One of the most beloved writers of all time, Jack London is best remembered for his tales of adventure, such as White Fang and The Call of the Wild. Jack London paints a well-rounded picture of London's short, intrepid life, his prolific writings, his unusually clear and direct portrayal of people of different races, and his struggles with writing. The book includes excerpts, photographs, maps, suggestions for further reading, and a list of places to visit.
Oxford Portraits are informative and insightful biographies of people whose lives shaped their times and continue to influence ours. Based on the most recent scholarship, they draw heavily on primary sources, including writings by and about their subjects. Each book is illustrated with a wealth of photographs, documents, memorabilia, framing the personality and achievements of its subject against the backdrop of history.
On the Origin of Species, published in 1858, transformed our view of the world and made Charles Darwin one of the most controversial figures in science. This biography begins much earlier with his long search for a profession, his five-year voyage around the world on the Beagle, and the decades-long intellectual journey he made in his study and garden. But it is for his theory about the origin of man and natural selection that he is remembered. His book threw the scientific community into a heated debate that continues today, and has made evolutionary biology one of the liveliest areas of science. This new biography looks at the person behind the controversy whose earth- shaking discoveries and ideas remain as exciting and interesting as today's headlines.

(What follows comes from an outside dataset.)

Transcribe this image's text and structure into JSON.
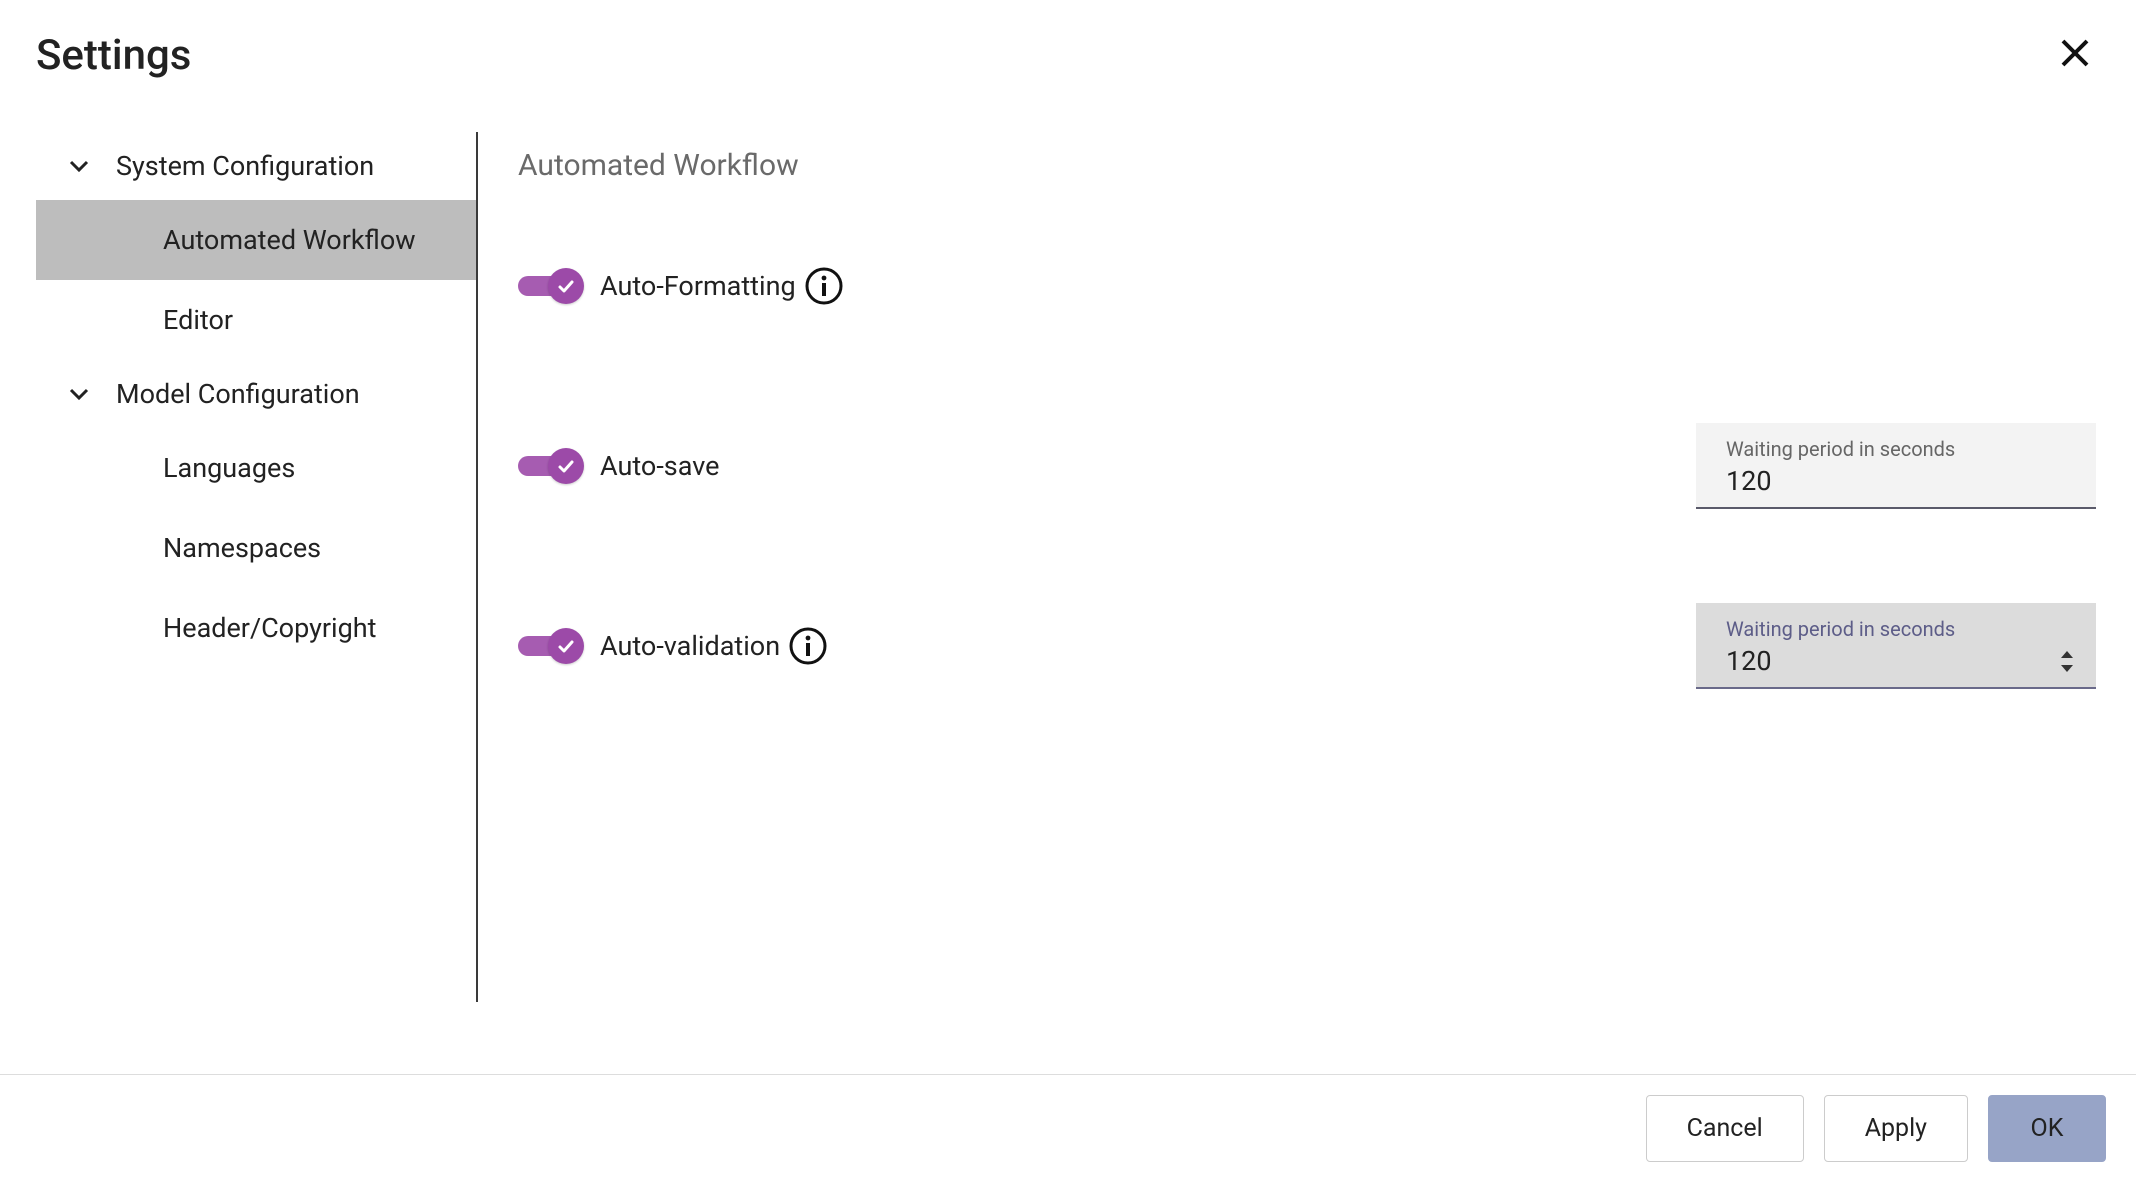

On March 23, 1900, Arthur John Evans and his staff began to excavate on Crete, looking for the fabled site of Knossos, where an extraordinary civilization, a precursor to classical Greece, was rumored to have existed. Almost from the first shovel stroke, artifacts began to emerge. Evans realized that here was "an extraordinary phenomenon, nothing Greek, nothing Roman. A wholly unexplored world." The Palace of Minos at Knossos recounts the exciting story of uncovering a remarkable society lost to the world for 3,500 years, from its initial discovery through its excavation to the structure we see today. Sidebars on archaeological techniques, illustrations of the sites, tables, and diagrams throughout provide a wealth of information on the Palace. The use of artifacts and other "documents" recovered from the Palace bring out the voices of the people of the past, offering clues to who they were and how they lived. The Palace of Minos at Knossos concludes with an interview with archaeologist Chris Scarre who talks about the misperceptions about Knossos and what we really know about its culture.